Today, both artists and collectors recognize Rujiman as a specialist in Koi paintings, a title of cultural value received by Rujiman due to his consistency in the subject-matter. As such, his work has been collected by Oei Hong Djien, a famous Indonesian collector. Few Koi painters express such consistency and talent for their subject-matter, and it is perhaps for this reason that Rujiman has managed to successfully establish himself as a Koi painter.
The History and Myth of Rujiman's Fish
In the book of 'Han Akhir' (Hou Han Shu), there is a story that tells of a waterfall with a particularly swift current in the Yellow River. Fishes tried hard to climb the waterfall, but only Koi that successfully reach the top could be transformed into dragons. This success has become a symbol of prosperity in life. Due to the fact that the myth of the Koi exists in several communities, the Koi is considered to be a universal symbol of luck.
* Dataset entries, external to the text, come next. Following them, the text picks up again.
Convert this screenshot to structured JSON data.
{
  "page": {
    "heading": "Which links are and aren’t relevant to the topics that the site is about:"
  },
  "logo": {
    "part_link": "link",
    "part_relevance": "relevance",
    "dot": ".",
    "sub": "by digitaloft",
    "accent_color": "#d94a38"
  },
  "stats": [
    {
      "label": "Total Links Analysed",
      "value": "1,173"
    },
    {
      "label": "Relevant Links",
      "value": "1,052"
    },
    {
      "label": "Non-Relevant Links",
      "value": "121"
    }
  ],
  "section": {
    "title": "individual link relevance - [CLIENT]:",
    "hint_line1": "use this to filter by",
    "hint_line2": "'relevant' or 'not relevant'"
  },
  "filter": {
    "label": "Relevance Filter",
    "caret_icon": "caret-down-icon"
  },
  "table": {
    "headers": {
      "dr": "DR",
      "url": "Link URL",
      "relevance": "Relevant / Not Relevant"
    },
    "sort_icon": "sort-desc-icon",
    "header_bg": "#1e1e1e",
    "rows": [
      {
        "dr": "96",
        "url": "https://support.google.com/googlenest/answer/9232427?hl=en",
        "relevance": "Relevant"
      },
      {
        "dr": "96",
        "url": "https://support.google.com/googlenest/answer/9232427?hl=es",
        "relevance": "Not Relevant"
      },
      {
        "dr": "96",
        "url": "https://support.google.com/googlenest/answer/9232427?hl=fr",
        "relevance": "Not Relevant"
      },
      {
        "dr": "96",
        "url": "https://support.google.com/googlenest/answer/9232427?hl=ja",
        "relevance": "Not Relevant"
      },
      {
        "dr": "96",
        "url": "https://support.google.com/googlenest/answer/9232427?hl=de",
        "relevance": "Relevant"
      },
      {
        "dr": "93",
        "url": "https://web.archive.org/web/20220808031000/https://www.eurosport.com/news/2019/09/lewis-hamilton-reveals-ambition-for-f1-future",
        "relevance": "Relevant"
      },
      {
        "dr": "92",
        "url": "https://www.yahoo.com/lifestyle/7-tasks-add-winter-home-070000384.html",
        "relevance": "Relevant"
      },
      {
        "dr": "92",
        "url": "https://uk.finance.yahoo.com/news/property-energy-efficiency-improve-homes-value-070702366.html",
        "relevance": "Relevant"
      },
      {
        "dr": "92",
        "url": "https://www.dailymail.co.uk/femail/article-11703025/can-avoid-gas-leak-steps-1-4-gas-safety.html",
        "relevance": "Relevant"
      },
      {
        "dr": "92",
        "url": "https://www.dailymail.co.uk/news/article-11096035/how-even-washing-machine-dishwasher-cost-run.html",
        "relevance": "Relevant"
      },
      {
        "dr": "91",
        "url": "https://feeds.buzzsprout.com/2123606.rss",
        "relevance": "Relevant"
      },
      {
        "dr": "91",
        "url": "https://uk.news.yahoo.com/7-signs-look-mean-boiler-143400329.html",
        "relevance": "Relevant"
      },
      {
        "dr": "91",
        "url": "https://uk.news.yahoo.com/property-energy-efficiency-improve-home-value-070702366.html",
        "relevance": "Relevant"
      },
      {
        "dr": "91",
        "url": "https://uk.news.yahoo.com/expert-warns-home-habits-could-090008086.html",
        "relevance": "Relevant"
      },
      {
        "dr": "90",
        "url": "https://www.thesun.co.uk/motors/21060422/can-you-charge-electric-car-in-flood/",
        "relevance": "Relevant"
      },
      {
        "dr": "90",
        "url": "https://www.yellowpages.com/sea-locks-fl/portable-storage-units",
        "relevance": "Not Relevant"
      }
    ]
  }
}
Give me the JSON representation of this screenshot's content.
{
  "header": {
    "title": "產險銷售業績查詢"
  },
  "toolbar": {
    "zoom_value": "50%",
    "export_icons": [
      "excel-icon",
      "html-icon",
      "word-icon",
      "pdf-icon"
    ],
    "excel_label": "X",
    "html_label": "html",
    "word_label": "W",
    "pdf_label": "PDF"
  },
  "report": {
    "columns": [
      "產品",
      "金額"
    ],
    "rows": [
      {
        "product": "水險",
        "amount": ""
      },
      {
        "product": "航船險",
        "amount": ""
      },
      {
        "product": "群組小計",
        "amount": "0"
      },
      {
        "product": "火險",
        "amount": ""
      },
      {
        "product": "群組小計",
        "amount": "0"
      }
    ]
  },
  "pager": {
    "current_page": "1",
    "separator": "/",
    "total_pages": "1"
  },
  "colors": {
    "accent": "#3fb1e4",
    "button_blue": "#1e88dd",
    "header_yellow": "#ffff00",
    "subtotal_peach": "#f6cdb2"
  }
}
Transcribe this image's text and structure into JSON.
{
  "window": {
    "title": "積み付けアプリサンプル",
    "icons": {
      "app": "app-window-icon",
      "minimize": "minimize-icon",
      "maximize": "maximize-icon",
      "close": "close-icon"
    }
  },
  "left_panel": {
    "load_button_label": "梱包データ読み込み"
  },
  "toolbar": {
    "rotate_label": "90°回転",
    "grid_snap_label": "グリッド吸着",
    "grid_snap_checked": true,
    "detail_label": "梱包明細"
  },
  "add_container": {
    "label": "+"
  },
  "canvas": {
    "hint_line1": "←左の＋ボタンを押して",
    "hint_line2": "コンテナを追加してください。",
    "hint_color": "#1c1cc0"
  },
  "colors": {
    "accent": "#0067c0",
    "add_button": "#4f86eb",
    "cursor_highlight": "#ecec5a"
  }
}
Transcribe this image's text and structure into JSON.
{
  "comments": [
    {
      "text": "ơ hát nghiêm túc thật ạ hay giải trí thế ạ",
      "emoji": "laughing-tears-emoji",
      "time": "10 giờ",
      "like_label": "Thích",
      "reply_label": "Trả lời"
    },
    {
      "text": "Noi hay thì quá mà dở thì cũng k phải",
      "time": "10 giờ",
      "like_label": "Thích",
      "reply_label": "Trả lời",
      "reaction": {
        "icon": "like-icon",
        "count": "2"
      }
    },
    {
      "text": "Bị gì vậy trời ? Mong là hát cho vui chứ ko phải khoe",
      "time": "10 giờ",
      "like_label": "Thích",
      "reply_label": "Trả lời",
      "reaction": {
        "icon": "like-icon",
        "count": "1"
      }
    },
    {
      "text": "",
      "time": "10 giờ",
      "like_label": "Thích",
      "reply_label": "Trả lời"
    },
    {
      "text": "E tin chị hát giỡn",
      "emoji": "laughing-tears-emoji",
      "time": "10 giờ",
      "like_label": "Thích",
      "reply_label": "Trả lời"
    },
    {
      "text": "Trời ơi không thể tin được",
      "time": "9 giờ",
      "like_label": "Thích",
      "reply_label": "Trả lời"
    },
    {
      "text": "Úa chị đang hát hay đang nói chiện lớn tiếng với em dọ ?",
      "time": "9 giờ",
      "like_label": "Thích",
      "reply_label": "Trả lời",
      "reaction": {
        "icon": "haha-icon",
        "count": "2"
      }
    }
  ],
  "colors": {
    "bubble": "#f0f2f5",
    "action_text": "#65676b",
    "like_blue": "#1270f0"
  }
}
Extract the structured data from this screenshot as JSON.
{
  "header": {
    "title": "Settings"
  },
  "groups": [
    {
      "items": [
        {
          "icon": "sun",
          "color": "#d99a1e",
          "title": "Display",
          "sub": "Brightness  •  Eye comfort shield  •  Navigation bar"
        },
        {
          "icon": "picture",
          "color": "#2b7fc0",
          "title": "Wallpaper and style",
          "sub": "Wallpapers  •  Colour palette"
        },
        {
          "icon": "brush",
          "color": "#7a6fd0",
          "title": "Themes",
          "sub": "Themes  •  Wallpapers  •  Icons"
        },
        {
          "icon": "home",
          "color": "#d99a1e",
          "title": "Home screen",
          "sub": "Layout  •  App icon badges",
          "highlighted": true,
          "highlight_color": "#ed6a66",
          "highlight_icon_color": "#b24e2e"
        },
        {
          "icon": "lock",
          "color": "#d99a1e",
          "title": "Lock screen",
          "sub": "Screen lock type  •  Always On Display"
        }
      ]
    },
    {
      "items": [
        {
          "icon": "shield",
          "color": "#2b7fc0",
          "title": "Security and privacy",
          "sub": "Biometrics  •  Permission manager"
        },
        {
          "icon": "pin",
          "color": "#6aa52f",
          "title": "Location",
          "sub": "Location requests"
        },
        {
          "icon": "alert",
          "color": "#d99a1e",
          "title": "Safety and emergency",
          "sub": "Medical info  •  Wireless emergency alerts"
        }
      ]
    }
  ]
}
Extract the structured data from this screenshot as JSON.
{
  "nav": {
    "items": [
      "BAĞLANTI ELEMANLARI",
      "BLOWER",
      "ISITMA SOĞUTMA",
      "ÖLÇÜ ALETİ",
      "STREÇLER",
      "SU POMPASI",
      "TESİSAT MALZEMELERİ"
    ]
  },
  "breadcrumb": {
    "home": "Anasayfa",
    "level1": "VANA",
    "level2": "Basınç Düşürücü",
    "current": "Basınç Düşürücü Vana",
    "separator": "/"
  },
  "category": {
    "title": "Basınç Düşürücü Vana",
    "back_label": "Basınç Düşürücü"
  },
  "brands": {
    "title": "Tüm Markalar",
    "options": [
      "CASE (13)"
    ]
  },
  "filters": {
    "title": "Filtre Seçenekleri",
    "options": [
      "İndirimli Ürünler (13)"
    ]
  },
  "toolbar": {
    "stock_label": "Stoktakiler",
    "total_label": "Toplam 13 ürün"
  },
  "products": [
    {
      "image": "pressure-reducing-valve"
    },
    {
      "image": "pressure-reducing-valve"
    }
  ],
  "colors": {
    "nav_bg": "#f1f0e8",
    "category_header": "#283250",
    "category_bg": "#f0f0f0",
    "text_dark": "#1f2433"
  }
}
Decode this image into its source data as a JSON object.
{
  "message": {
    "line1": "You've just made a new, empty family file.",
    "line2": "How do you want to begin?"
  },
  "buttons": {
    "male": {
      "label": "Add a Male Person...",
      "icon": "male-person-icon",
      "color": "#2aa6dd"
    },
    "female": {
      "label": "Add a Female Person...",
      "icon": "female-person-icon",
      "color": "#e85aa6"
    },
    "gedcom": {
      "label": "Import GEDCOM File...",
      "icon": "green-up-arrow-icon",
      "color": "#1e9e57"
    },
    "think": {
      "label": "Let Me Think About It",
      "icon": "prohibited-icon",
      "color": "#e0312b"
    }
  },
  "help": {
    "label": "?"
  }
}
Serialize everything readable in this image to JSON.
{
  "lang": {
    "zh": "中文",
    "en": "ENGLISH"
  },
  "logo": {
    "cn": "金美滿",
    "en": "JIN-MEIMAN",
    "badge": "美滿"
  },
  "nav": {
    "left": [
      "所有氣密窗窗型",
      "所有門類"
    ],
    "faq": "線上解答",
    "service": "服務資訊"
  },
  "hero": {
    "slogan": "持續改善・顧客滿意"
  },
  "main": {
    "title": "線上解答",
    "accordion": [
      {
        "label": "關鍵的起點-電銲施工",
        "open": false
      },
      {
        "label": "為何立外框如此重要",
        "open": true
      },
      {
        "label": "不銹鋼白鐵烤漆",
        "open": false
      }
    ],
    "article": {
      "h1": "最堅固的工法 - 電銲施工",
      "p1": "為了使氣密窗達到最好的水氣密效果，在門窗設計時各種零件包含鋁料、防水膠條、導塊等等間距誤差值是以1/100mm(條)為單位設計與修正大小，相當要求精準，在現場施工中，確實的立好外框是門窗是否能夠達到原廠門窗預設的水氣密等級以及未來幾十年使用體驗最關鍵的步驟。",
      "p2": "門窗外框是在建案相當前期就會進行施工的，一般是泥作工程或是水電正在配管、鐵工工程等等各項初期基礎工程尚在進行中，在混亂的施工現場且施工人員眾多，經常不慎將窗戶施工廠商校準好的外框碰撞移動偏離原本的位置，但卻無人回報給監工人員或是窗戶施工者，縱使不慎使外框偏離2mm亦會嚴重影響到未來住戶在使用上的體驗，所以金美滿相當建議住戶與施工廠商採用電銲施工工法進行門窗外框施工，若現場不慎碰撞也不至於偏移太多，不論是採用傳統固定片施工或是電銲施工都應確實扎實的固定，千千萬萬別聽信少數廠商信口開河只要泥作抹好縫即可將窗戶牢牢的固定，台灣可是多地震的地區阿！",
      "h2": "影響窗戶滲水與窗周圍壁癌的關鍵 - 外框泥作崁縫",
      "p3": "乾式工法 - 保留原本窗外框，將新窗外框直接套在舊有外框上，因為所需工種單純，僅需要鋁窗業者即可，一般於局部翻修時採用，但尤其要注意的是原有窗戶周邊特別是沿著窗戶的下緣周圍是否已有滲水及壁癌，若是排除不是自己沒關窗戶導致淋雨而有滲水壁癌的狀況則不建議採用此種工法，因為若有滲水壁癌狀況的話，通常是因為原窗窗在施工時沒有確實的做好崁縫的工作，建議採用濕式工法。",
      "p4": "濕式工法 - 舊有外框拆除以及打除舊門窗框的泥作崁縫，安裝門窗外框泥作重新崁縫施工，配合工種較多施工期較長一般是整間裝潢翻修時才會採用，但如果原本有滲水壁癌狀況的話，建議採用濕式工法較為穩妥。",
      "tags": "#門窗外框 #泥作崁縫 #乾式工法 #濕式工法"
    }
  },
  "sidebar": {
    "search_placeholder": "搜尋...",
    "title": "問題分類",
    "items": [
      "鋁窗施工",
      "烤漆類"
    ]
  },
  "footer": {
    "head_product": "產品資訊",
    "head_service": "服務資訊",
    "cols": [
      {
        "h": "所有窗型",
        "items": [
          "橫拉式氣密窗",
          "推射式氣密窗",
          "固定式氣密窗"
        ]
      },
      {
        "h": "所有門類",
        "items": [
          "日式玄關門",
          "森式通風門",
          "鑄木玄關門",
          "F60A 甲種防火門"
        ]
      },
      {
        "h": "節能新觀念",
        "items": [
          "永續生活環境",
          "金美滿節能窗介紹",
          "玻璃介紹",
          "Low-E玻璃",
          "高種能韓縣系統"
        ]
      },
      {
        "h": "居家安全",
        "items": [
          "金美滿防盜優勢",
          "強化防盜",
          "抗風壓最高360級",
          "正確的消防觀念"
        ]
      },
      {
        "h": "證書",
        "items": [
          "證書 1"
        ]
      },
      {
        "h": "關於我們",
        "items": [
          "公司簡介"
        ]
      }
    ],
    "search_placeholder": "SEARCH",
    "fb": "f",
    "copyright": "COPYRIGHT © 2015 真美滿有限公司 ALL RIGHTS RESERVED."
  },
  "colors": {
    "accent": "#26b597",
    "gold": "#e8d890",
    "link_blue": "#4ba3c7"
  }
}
In each painting, the number of fish similarly correspond with lucky numbers in the Feng Shui philosophy.
In Rujiman's artistic development, he has replaced his naturalist visual language with surrealism, and finally, abstract figurative. In his early phases of painting, the Koi was often visualized in a pond habitat and tended to lean toward a naturalistic representation, whereby the object was painted realistically and emphasis was placed on the natural background. This sociological conformist style of painting the Koi in the pond reflects a similar idea of having a painting as part of one's house decoration.
In 2009 to 2010, Rujiman left the realm of naturalism. By painting Koi in symbolic relationships with Buddha, fish were adventures into the spirtiual world, through a path led by surrealism. In fact, he visually described the day after doomsday through the physical evolution of Koi fish, representing dreams, illusions and fantasies of fish as life journeys. For Rujiman, spiritualism is a metaphysical entity born out of rationality. Spirituality is a mysterious world, that can revealed only by way of surrealism. At this stage, the fish in Rujiman's paintings are a combination of peculiarity and metamorphosis.However, his latest fish paintings, have lost their naturalist and surrealist languages. He now leaves his brush behind and creates his gesturally impressive fish from quick strokes of a palette knife, shaping the texture with incisions of strong colour and light.
Latest Work: Images of Textural Fish
Rujiman's fish are always painted from the aerial view, positioning us as an observer and allowing us to observe them as textural objects in our minds. This is distinctively different from the naturalist who observes the fish as exotic objects and the surrealist who observes them as a spiritual dream and fantasy. This growth reflects Rujiman's spirit that constantly seeks to be challenged by technique and artistic quality.
In his latest paintings, there exists not only the fish mythology, but also Rujiman's artistic power which is displayed in his choice of vibrant colour polish. His textural concept employs colour not just as a pigment, but also an expression. Paintings which use textured surfaces gives a sensational experience, creating rhythm of movement and visual palpitations. As a result, the fishes never appear flat, but are dynamic. Rujiman's fish paintings emphasize the artistic power of sensation and allow us to ruminate upon the myth of luck. Hopefully, through this method, Rujiman will no longer be marginalized as an artist and instead, enter an artistic zone where his paintings will be understood and heavily sought out as collector items.